- any of various calcined mixtures of clay and limestone, usually mixed with water and sand, gravel, etc., to form concrete, that are used as a building material.
- any of various soft, sticky substances that dry hard or stonelike, used especially for mending broken objects or for making things adhere.
- Petrography. the compact groundmass surrounding and binding together the fragments of clastic rocks.
- anything that binds or unites: Time is the cement of friendship.
- a hardening, adhesive, plastic substance, used in the repair of teeth for anchoring fillings or inlays, for filling, or for fastening crowns.
- to unite by or as if by cement: to cement stones to form a wall; to cement a relationship.
- to coat or cover with cement: to cement a floor.
- to become cemented; join together or unite; cohere.
Origin of cement
SynonymsSee more synonyms for cement on Thesaurus.com
Examples from the Web for cement
He was pinned to the cement for his refusal to go along with an arrest for selling loose cigarettes.The Wildly Peaceful, Human, Almost Boring, Ultimately Great New York City Protests for Eric Garner
December 8, 2014
Holding the architectural smorgasbord of a castle together was cement, wire, and mortar.The Postman Who Built a Palace in France…by Hand
November 20, 2014
And to check out this 100-year-old steel and cement engineering marvel.A Man, a Plan, a Canal: Panama Turns 100
August 17, 2014
Death waits for these things as a cement floor waits for a dropping light bulb.American Dreams: Saul Bellow’s Masterpiece of Lamentation
July 27, 2014
And what Navfac calls “standard airfield concrete” is military-grade, made with aggregate and Portland cement.Why Can’t America’s Newest Stealth Jet Land Like It’s Supposed To?
May 26, 2014
As the boy ran off, K.'s eye fell on what he had written on the cement.K
Mary Roberts Rinehart
Then there was a clattering on the cement floor as of a million arrows.Buried Cities: Pompeii, Olympia, Mycenae
The streets of the towns were narrow, but were often paved with a sort of cement.Introductory American History
Henry Eldridge Bourne

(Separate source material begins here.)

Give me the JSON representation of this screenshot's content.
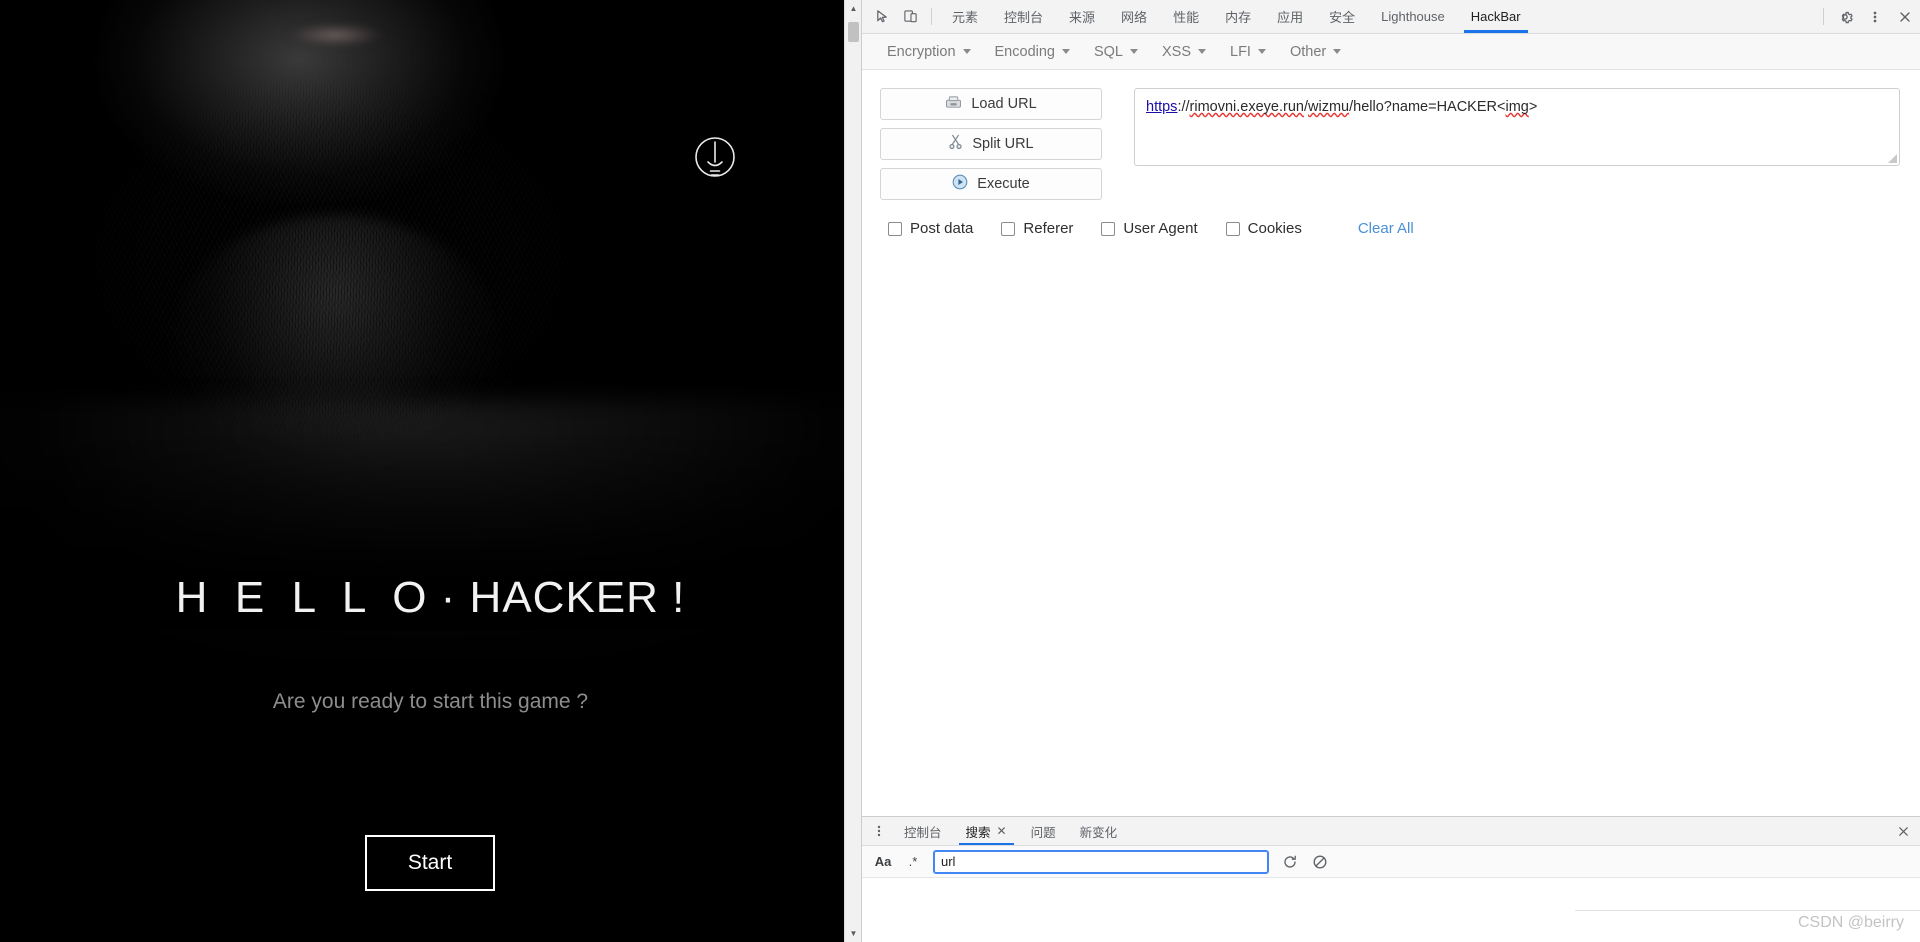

Broken china may be repaired with cement, made of equal parts of glue, the white of an egg, and white-lead mixed together.

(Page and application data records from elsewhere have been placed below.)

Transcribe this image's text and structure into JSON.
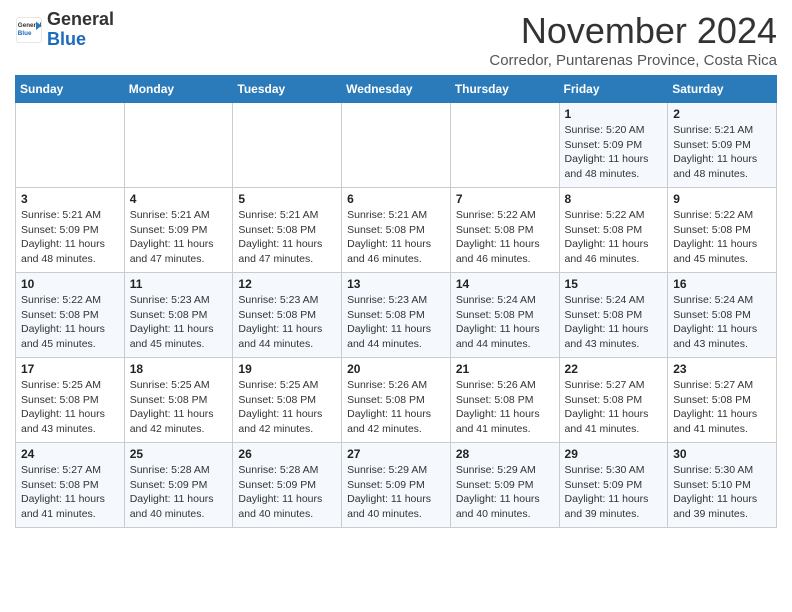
{
  "header": {
    "logo_general": "General",
    "logo_blue": "Blue",
    "month_title": "November 2024",
    "location": "Corredor, Puntarenas Province, Costa Rica"
  },
  "days_of_week": [
    "Sunday",
    "Monday",
    "Tuesday",
    "Wednesday",
    "Thursday",
    "Friday",
    "Saturday"
  ],
  "weeks": [
    [
      {
        "day": "",
        "info": ""
      },
      {
        "day": "",
        "info": ""
      },
      {
        "day": "",
        "info": ""
      },
      {
        "day": "",
        "info": ""
      },
      {
        "day": "",
        "info": ""
      },
      {
        "day": "1",
        "info": "Sunrise: 5:20 AM\nSunset: 5:09 PM\nDaylight: 11 hours and 48 minutes."
      },
      {
        "day": "2",
        "info": "Sunrise: 5:21 AM\nSunset: 5:09 PM\nDaylight: 11 hours and 48 minutes."
      }
    ],
    [
      {
        "day": "3",
        "info": "Sunrise: 5:21 AM\nSunset: 5:09 PM\nDaylight: 11 hours and 48 minutes."
      },
      {
        "day": "4",
        "info": "Sunrise: 5:21 AM\nSunset: 5:09 PM\nDaylight: 11 hours and 47 minutes."
      },
      {
        "day": "5",
        "info": "Sunrise: 5:21 AM\nSunset: 5:08 PM\nDaylight: 11 hours and 47 minutes."
      },
      {
        "day": "6",
        "info": "Sunrise: 5:21 AM\nSunset: 5:08 PM\nDaylight: 11 hours and 46 minutes."
      },
      {
        "day": "7",
        "info": "Sunrise: 5:22 AM\nSunset: 5:08 PM\nDaylight: 11 hours and 46 minutes."
      },
      {
        "day": "8",
        "info": "Sunrise: 5:22 AM\nSunset: 5:08 PM\nDaylight: 11 hours and 46 minutes."
      },
      {
        "day": "9",
        "info": "Sunrise: 5:22 AM\nSunset: 5:08 PM\nDaylight: 11 hours and 45 minutes."
      }
    ],
    [
      {
        "day": "10",
        "info": "Sunrise: 5:22 AM\nSunset: 5:08 PM\nDaylight: 11 hours and 45 minutes."
      },
      {
        "day": "11",
        "info": "Sunrise: 5:23 AM\nSunset: 5:08 PM\nDaylight: 11 hours and 45 minutes."
      },
      {
        "day": "12",
        "info": "Sunrise: 5:23 AM\nSunset: 5:08 PM\nDaylight: 11 hours and 44 minutes."
      },
      {
        "day": "13",
        "info": "Sunrise: 5:23 AM\nSunset: 5:08 PM\nDaylight: 11 hours and 44 minutes."
      },
      {
        "day": "14",
        "info": "Sunrise: 5:24 AM\nSunset: 5:08 PM\nDaylight: 11 hours and 44 minutes."
      },
      {
        "day": "15",
        "info": "Sunrise: 5:24 AM\nSunset: 5:08 PM\nDaylight: 11 hours and 43 minutes."
      },
      {
        "day": "16",
        "info": "Sunrise: 5:24 AM\nSunset: 5:08 PM\nDaylight: 11 hours and 43 minutes."
      }
    ],
    [
      {
        "day": "17",
        "info": "Sunrise: 5:25 AM\nSunset: 5:08 PM\nDaylight: 11 hours and 43 minutes."
      },
      {
        "day": "18",
        "info": "Sunrise: 5:25 AM\nSunset: 5:08 PM\nDaylight: 11 hours and 42 minutes."
      },
      {
        "day": "19",
        "info": "Sunrise: 5:25 AM\nSunset: 5:08 PM\nDaylight: 11 hours and 42 minutes."
      },
      {
        "day": "20",
        "info": "Sunrise: 5:26 AM\nSunset: 5:08 PM\nDaylight: 11 hours and 42 minutes."
      },
      {
        "day": "21",
        "info": "Sunrise: 5:26 AM\nSunset: 5:08 PM\nDaylight: 11 hours and 41 minutes."
      },
      {
        "day": "22",
        "info": "Sunrise: 5:27 AM\nSunset: 5:08 PM\nDaylight: 11 hours and 41 minutes."
      },
      {
        "day": "23",
        "info": "Sunrise: 5:27 AM\nSunset: 5:08 PM\nDaylight: 11 hours and 41 minutes."
      }
    ],
    [
      {
        "day": "24",
        "info": "Sunrise: 5:27 AM\nSunset: 5:08 PM\nDaylight: 11 hours and 41 minutes."
      },
      {
        "day": "25",
        "info": "Sunrise: 5:28 AM\nSunset: 5:09 PM\nDaylight: 11 hours and 40 minutes."
      },
      {
        "day": "26",
        "info": "Sunrise: 5:28 AM\nSunset: 5:09 PM\nDaylight: 11 hours and 40 minutes."
      },
      {
        "day": "27",
        "info": "Sunrise: 5:29 AM\nSunset: 5:09 PM\nDaylight: 11 hours and 40 minutes."
      },
      {
        "day": "28",
        "info": "Sunrise: 5:29 AM\nSunset: 5:09 PM\nDaylight: 11 hours and 40 minutes."
      },
      {
        "day": "29",
        "info": "Sunrise: 5:30 AM\nSunset: 5:09 PM\nDaylight: 11 hours and 39 minutes."
      },
      {
        "day": "30",
        "info": "Sunrise: 5:30 AM\nSunset: 5:10 PM\nDaylight: 11 hours and 39 minutes."
      }
    ]
  ]
}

The plaster or cement coating is intact, and the inscription is plain.
- a fine grey powder made of a mixture of calcined limestone and clay, used with water and sand to make mortar, or with water, sand, and aggregate, to make concrete
- a binder, glue, or adhesive

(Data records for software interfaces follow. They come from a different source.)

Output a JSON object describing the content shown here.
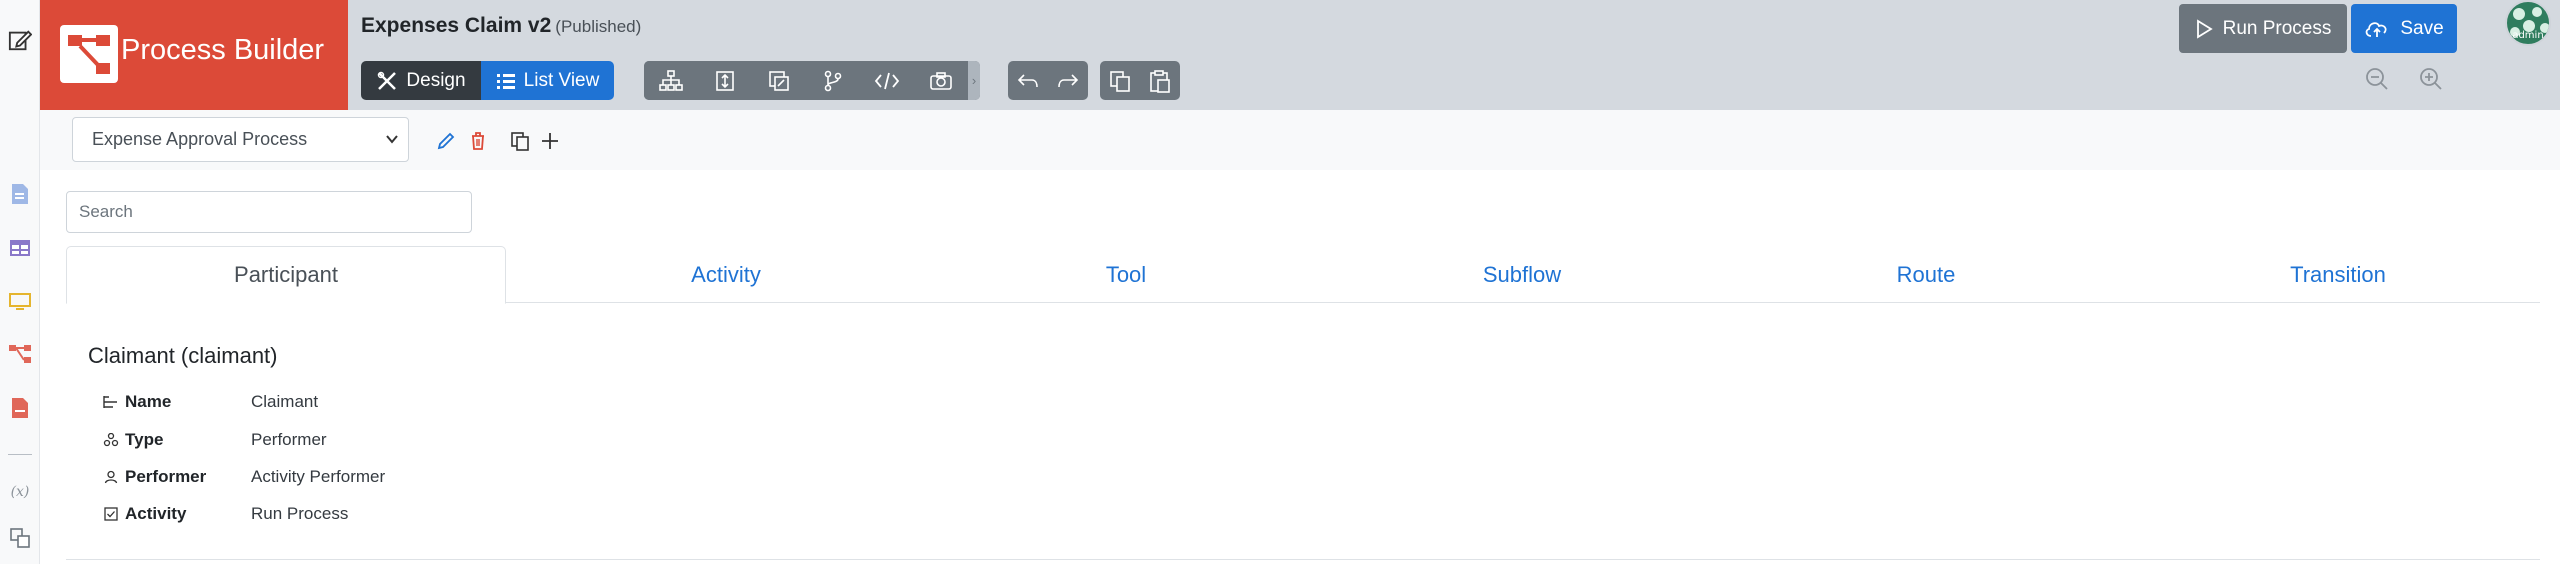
{
  "brand": {
    "title": "Process Builder",
    "color": "#dc4a38"
  },
  "document": {
    "title": "Expenses Claim v2",
    "status": "(Published)"
  },
  "mode": {
    "design_label": "Design",
    "list_view_label": "List View"
  },
  "toolbar": {
    "tools": [
      "sitemap-icon",
      "fit-vertical-icon",
      "image-edit-icon",
      "branch-icon",
      "code-icon",
      "camera-icon"
    ],
    "more": "›",
    "undo_icon": "undo-icon",
    "redo_icon": "redo-icon",
    "copy_icon": "copy-icon",
    "paste_icon": "paste-icon"
  },
  "actions": {
    "run_label": "Run Process",
    "save_label": "Save"
  },
  "user": {
    "avatar_text": "admin"
  },
  "process": {
    "selected": "Expense Approval Process"
  },
  "search": {
    "placeholder": "Search"
  },
  "tabs": [
    {
      "label": "Participant",
      "active": true
    },
    {
      "label": "Activity"
    },
    {
      "label": "Tool"
    },
    {
      "label": "Subflow"
    },
    {
      "label": "Route"
    },
    {
      "label": "Transition"
    }
  ],
  "detail": {
    "title": "Claimant (claimant)",
    "properties": [
      {
        "label": "Name",
        "value": "Claimant",
        "icon": "list-icon"
      },
      {
        "label": "Type",
        "value": "Performer",
        "icon": "nodes-icon"
      },
      {
        "label": "Performer",
        "value": "Activity Performer",
        "icon": "user-icon"
      },
      {
        "label": "Activity",
        "value": "Run Process",
        "icon": "checkbox-icon"
      }
    ]
  },
  "colors": {
    "header_bg": "#d4d9df",
    "primary": "#1f73d4",
    "dark": "#343a40",
    "secondary": "#6c757d"
  }
}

- something that unites or joins; bond
- dentistry any of various materials used in filling teeth
- mineral matter, such as silica and calcite, that binds together particles of rock, bones, etc, to form a solid mass of sedimentary rock
- another word for cementum
- to reinforce or consolidateonce a friendship is cemented it will last for life
- to join, bind, or glue together with or as if with cement
- to coat or cover with cement
Word Origin and History for cement
c.1300, from Old French ciment "cement, mortar, pitch," from Latin cæmenta "stone chips used for making mortar" (singular caementum), from caedere "to cut down, chop, beat, hew, fell, slay" (see -cide). The sense evolution from "small broken stones" to "powdered stones used in construction" took place before the word reached English.
c.1400, from cement (n.) or Old French cimenter. Figurative use from c.1600. Related: Cemented; cementing.
- A substance used for filling dental cavities or anchoring crowns, inlays, or other restorations.
- A substance that hardens to act as an adhesive; glue.